And if parents have two autistic children then the chances of having third one with autism are expected to be around 35%. This indicates that several genes are involved in the process. It is not as strange as it sounds. DNA (Deoxyribonucleic Acid) can and does vary from one generation to another.

Usually, the differences aren't significant but sometimes they are. For example, seven out of eight cases of dwarfism (condition of short stature) are the result of entirely new DNA changes.

To analyze these variations in DNA, a team of scientists compared the DNA of children with autism to their parents. The researchers determined that at least 10% of the children had extra or missing DNA compared to their parents. These changes in DNA may be a reason for the autism in children.

How do the researchers find the changes in DNA from one generation to another?

One can’t just check 6 billion letters of DNA of kids and their parents to identify the causes. This is costly and time-consuming too.

What the researchers decided to look at were big changes in DNA. Usually, scientists focus on minor differences: differences in one letter or couple of the code.

Then they realized that the major changes are important too. For example, major changes like missing of big chunks of DNA or any duplication.

The scientists divided the families into three groups. The first group had 99 families without any children with autism. Next group had 188 families who had one autistic child. And the last group had 47 families with more than one kid with autism.

The group of scientists gathered DNA from all the families (parents and children). Then they compared the collected data by using a test called CGH (comparative genomic hybridization) arrays. The main advantage of a CGH array is the ability to analyze all 46 chromosomes in a single test and to identify any DNA defects including missing or extra chromosomes and gain or loss of chromosome material much more precisely than traditional chromosome analysis.

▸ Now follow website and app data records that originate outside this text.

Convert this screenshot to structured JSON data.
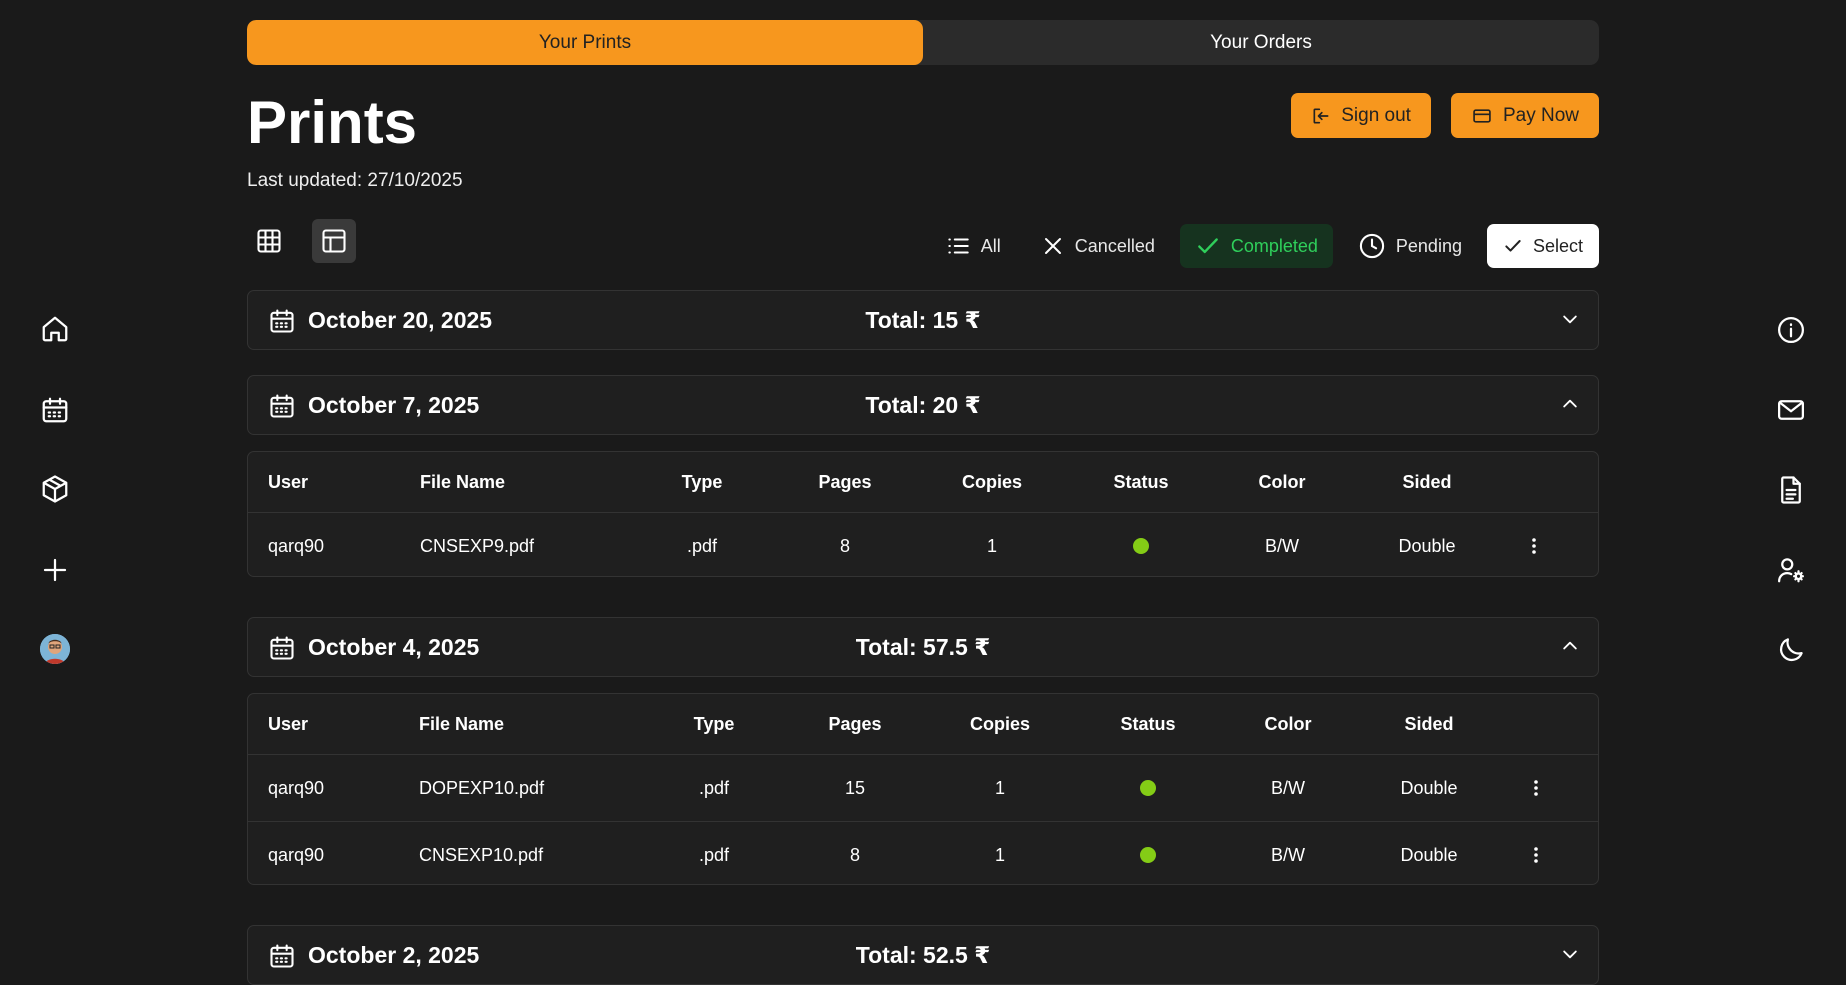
{
  "tabs": {
    "prints": "Your Prints",
    "orders": "Your Orders"
  },
  "page": {
    "title": "Prints",
    "last_updated": "Last updated: 27/10/2025"
  },
  "actions": {
    "sign_out": "Sign out",
    "pay_now": "Pay Now"
  },
  "filters": {
    "all": "All",
    "cancelled": "Cancelled",
    "completed": "Completed",
    "pending": "Pending",
    "select": "Select"
  },
  "colors": {
    "accent": "#f7971e",
    "status_completed": "#84cc16",
    "background": "#1a1a1a"
  },
  "left_nav": [
    "home-icon",
    "calendar-icon",
    "package-icon",
    "plus-icon",
    "avatar"
  ],
  "right_nav": [
    "info-icon",
    "mail-icon",
    "document-icon",
    "user-settings-icon",
    "moon-icon"
  ],
  "columns": [
    "User",
    "File Name",
    "Type",
    "Pages",
    "Copies",
    "Status",
    "Color",
    "Sided"
  ],
  "groups": [
    {
      "date": "October 20, 2025",
      "total": "Total: 15 ₹",
      "expanded": false,
      "rows": []
    },
    {
      "date": "October 7, 2025",
      "total": "Total: 20 ₹",
      "expanded": true,
      "rows": [
        {
          "user": "qarq90",
          "file": "CNSEXP9.pdf",
          "type": ".pdf",
          "pages": "8",
          "copies": "1",
          "status": "completed",
          "color": "B/W",
          "sided": "Double"
        }
      ]
    },
    {
      "date": "October 4, 2025",
      "total": "Total: 57.5 ₹",
      "expanded": true,
      "rows": [
        {
          "user": "qarq90",
          "file": "DOPEXP10.pdf",
          "type": ".pdf",
          "pages": "15",
          "copies": "1",
          "status": "completed",
          "color": "B/W",
          "sided": "Double"
        },
        {
          "user": "qarq90",
          "file": "CNSEXP10.pdf",
          "type": ".pdf",
          "pages": "8",
          "copies": "1",
          "status": "completed",
          "color": "B/W",
          "sided": "Double"
        }
      ]
    },
    {
      "date": "October 2, 2025",
      "total": "Total: 52.5 ₹",
      "expanded": false,
      "rows": []
    }
  ]
}
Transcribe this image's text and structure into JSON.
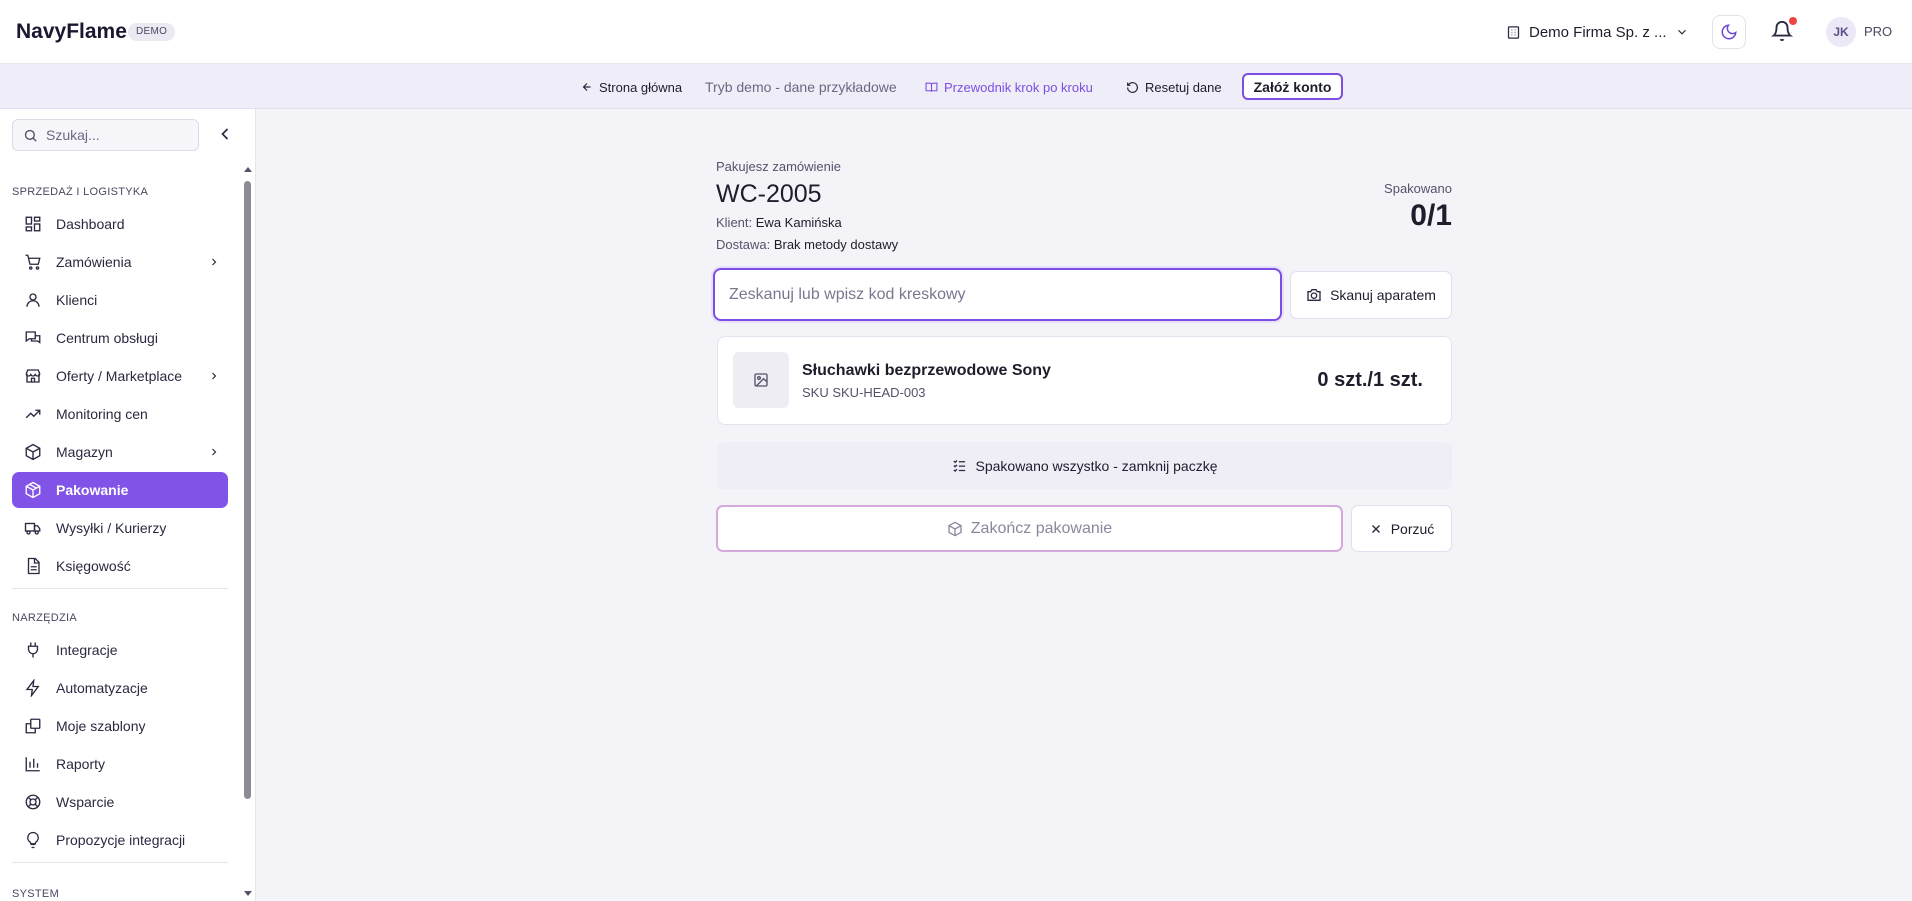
{
  "app": {
    "name": "NavyFlame",
    "badge": "DEMO"
  },
  "header": {
    "company": "Demo Firma Sp. z ...",
    "avatar_initials": "JK",
    "plan": "PRO",
    "notification_dot_color": "#ef4444"
  },
  "demo_bar": {
    "home": "Strona główna",
    "mode_text": "Tryb demo - dane przykładowe",
    "guide": "Przewodnik krok po kroku",
    "reset": "Resetuj dane",
    "create_account": "Załóż konto"
  },
  "sidebar": {
    "search_placeholder": "Szukaj...",
    "sections": {
      "sales": "SPRZEDAŻ I LOGISTYKA",
      "tools": "NARZĘDZIA",
      "system": "SYSTEM"
    },
    "items": [
      {
        "label": "Dashboard",
        "icon": "dashboard-icon"
      },
      {
        "label": "Zamówienia",
        "icon": "cart-icon",
        "expandable": true
      },
      {
        "label": "Klienci",
        "icon": "user-icon"
      },
      {
        "label": "Centrum obsługi",
        "icon": "messages-icon"
      },
      {
        "label": "Oferty / Marketplace",
        "icon": "store-icon",
        "expandable": true
      },
      {
        "label": "Monitoring cen",
        "icon": "trend-icon"
      },
      {
        "label": "Magazyn",
        "icon": "box-icon",
        "expandable": true
      },
      {
        "label": "Pakowanie",
        "icon": "package-icon",
        "active": true
      },
      {
        "label": "Wysyłki / Kurierzy",
        "icon": "truck-icon"
      },
      {
        "label": "Księgowość",
        "icon": "document-icon"
      }
    ],
    "tools": [
      {
        "label": "Integracje",
        "icon": "plug-icon"
      },
      {
        "label": "Automatyzacje",
        "icon": "bolt-icon"
      },
      {
        "label": "Moje szablony",
        "icon": "templates-icon"
      },
      {
        "label": "Raporty",
        "icon": "bar-chart-icon"
      },
      {
        "label": "Wsparcie",
        "icon": "lifebuoy-icon"
      },
      {
        "label": "Propozycje integracji",
        "icon": "lightbulb-icon"
      }
    ]
  },
  "packing": {
    "subtitle": "Pakujesz zamówienie",
    "order_number": "WC-2005",
    "client_label": "Klient:",
    "client_name": "Ewa Kamińska",
    "delivery_label": "Dostawa:",
    "delivery_value": "Brak metody dostawy",
    "packed_label": "Spakowano",
    "packed_value": "0/1",
    "barcode_placeholder": "Zeskanuj lub wpisz kod kreskowy",
    "scan_camera": "Skanuj aparatem",
    "product": {
      "name": "Słuchawki bezprzewodowe Sony",
      "sku": "SKU SKU-HEAD-003",
      "qty": "0 szt./1 szt."
    },
    "pack_all": "Spakowano wszystko - zamknij paczkę",
    "finish": "Zakończ pakowanie",
    "abandon": "Porzuć"
  },
  "colors": {
    "accent": "#8153e6",
    "accent_border": "#7c4ee4"
  }
}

The scientists were trying to find the DNA that was different in children with autism as compared to their parents. They found that approximately 10% of the children with autism in the families with a single kid with autism had big DNA variations compared to their parents. Around 3% of the child with autism had detectable DNA changes compare to their parents in families who had more than one child with autism. And only 1% of a child in families who had no child with autism had these types of DNA differences.

These results indicate that a missing or duplication of big DNA chunk is the one way to have autism. It also shows that DNA variation from generation to generation in many different places can be the reason of autism. This has found consistently in most of the researchers.

One of the best ways to study the effect of genes is to study and compare the incidence of the disease in identical and fraternal twins. Researchers have found that 56 to 95 percent of the incidence can be traced to genetics. Identical twins or monozygotic twins are produced by the bifurcation of a single fertilized egg; a large percentage of their DNA structure is, therefore, identical.  While, fraternal twins or dizygotic twins are born from the fertilization of two eggs at the same time, therefore, they are less likely to have similar DNA structure. These are the best circumstances for a comparative study of the effect of genes on autism; the twins are raised in similar environment thus the variation in environmental factors is also controlled in this study.

The research concluded that if one identical twin has autism, the another twin has 76 percent chances of developing autism. While in fraternal twin, the percentage decreases to 34 percent in same-sex twins and 18 percent for a male-female pair.

The conclusion so far is that we do know that autism is affected by genes and it may be heritable. But, we have no clue about the exact genes that cause the condition.There are various questions are still left unanswered like why are parents of autistic children typically not- autistic, or in 25percent of the cases, why is one child autistic while the other is not in a pair of identical twins? There are several models which aim to explain the interaction of genes causing autism, however, none of them are fool-proof.